Fox will trumpet `The Bernie Mac Show’ and its demos. But here is a network that even though it had a seven-game World Series and will have the Super Bowl next month, will actually have worse ratings this year than it did last year. “24” is either the number of people watching the Kiefer Sutherland show or the number of cast members on the fading “Ally McBealathon.” Last May, when the TV schedules were announced, the TV press said, as it always does-remember “Action”?-this is the year Fox explodes. The programs are the most innovative. And then in January, when most of the shows have gone bust, the explosion is replaced by bombs. The reaction by the press to Fox’s presentation will be negative.
The cablers will be out in force trying to convince everyone that when they gain a 10th of a ratings point, that translates into a 15 percent rise-squared and cubed-and that in 20 years it will get them a rating equal to NBC’s “Meet the Press.” Except for HBO, which isn’t TV anyway, the press reaction will be negative.
The WB will explain how its audience is so young and hip that it is the only place you should advertise that birth control pill that also clears up acne. (Hey, how the hell does that work anyway?) No one argues with it. Nonetheless, press reaction again will be negative.

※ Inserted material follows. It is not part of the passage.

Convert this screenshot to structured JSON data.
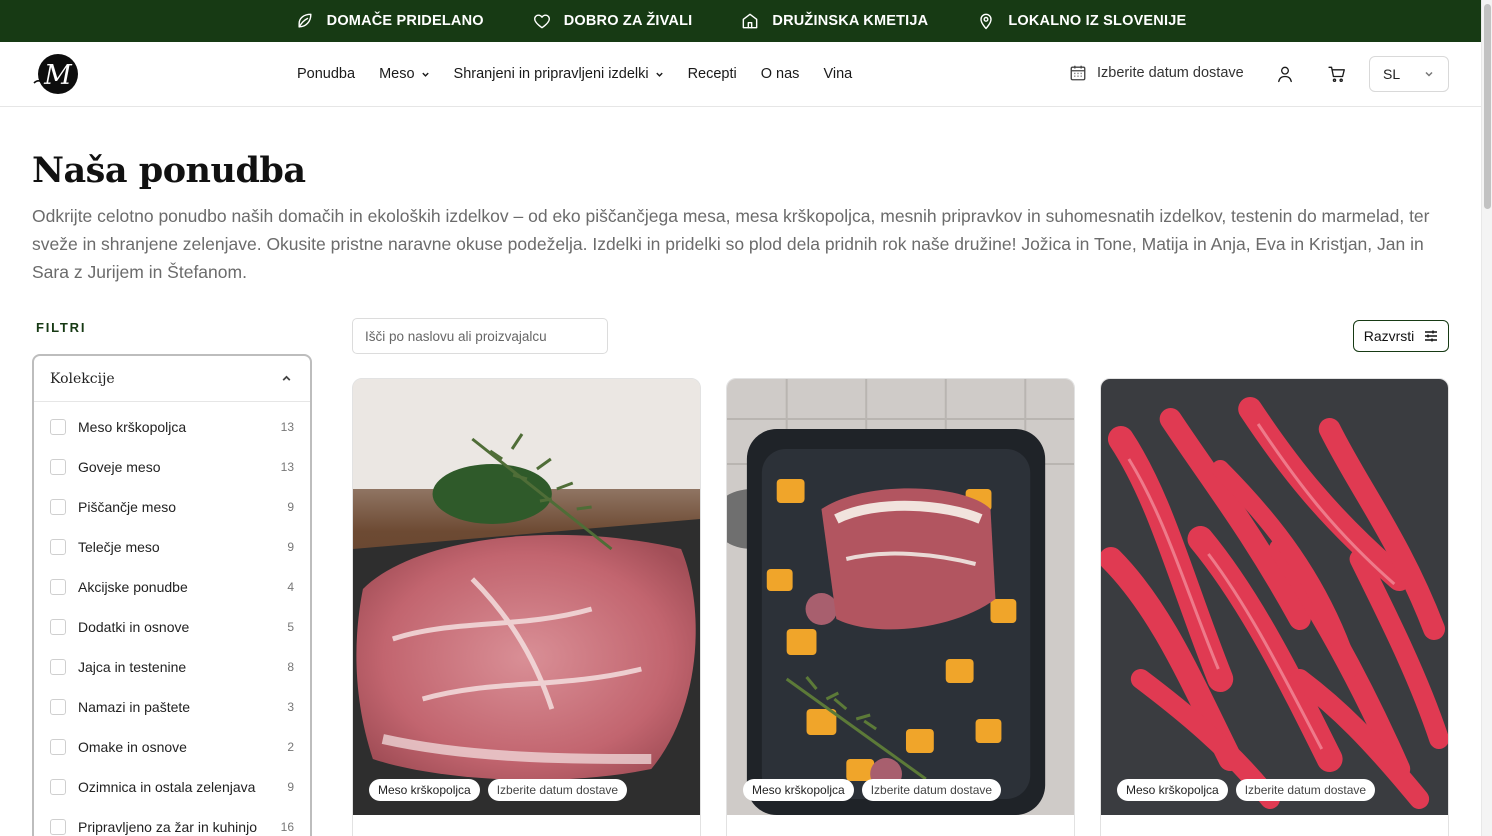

The most fun on the press tour was going to be the featured appearance of Dean Valentine, the embattled UPN chief who is suing his employer for about a gazillion dollars. At the last minute, UPN said Dean’s gonna be a no-show on the dais-uh, duh-but we do hear he will be in the audience. No matter. The press reaction to UPN is always negative.

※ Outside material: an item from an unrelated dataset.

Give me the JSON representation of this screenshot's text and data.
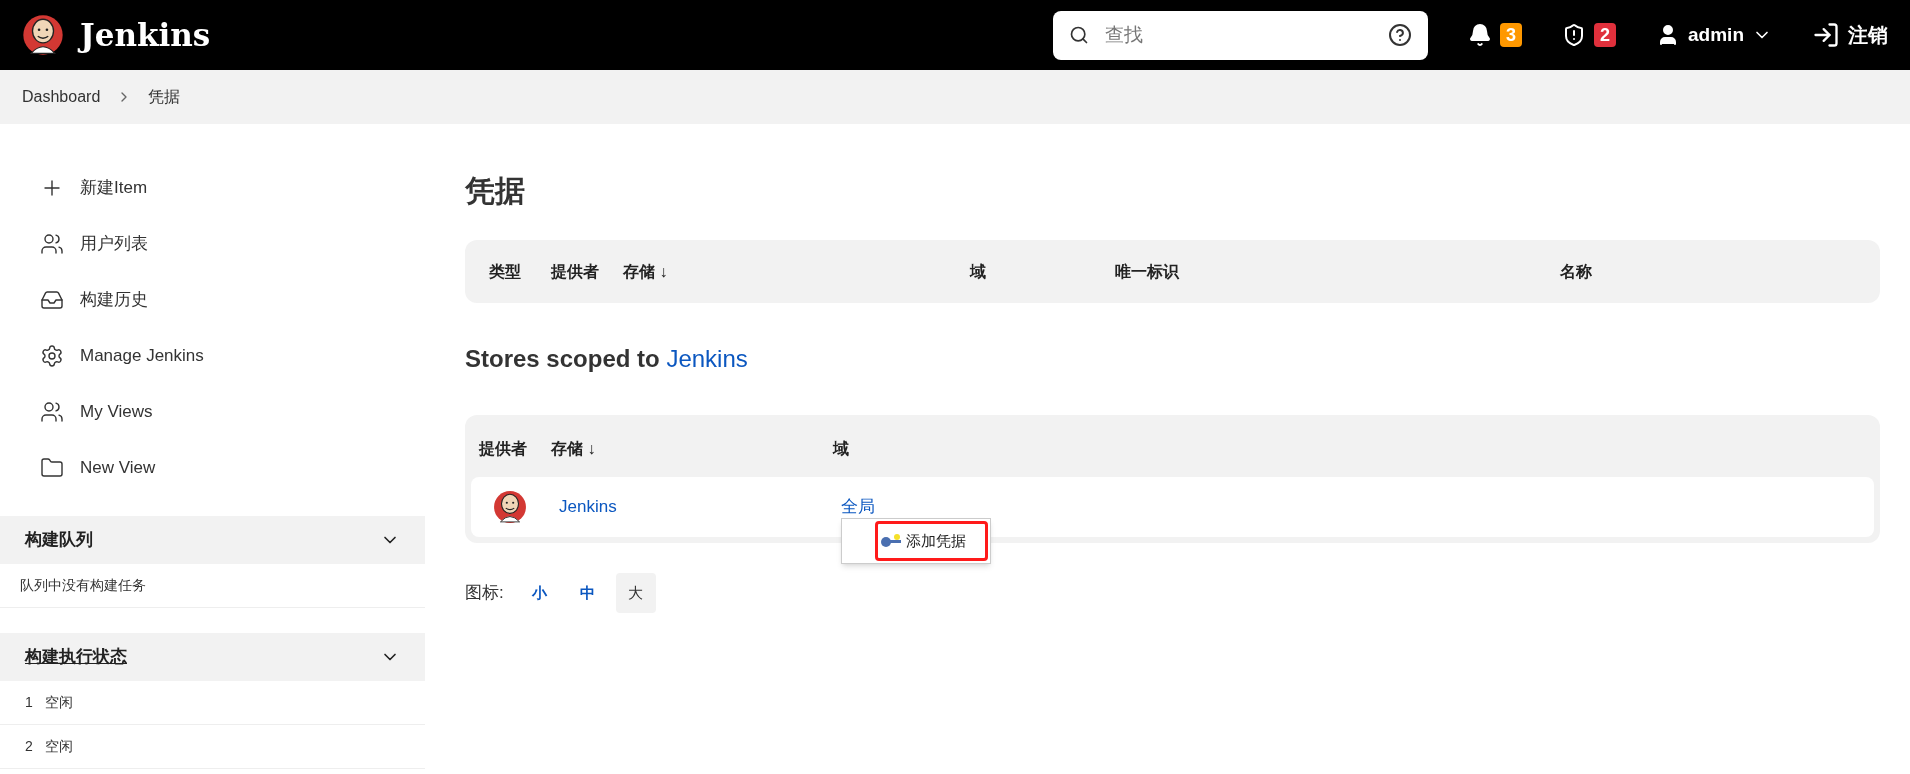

So dear reporters and fellow TV manager colleagues, look for me this fortnight in Pasadena. If I’m there, imagine the notoriety you’ll have uncovering the identity of The Ruminator. And it won’t be that hard. I’ll be the only TV executive you’ll talk to who will be fudging the truth just oh so little, giving the facts a tiny-just tiny, mind you-little spin to paint them to my advantage.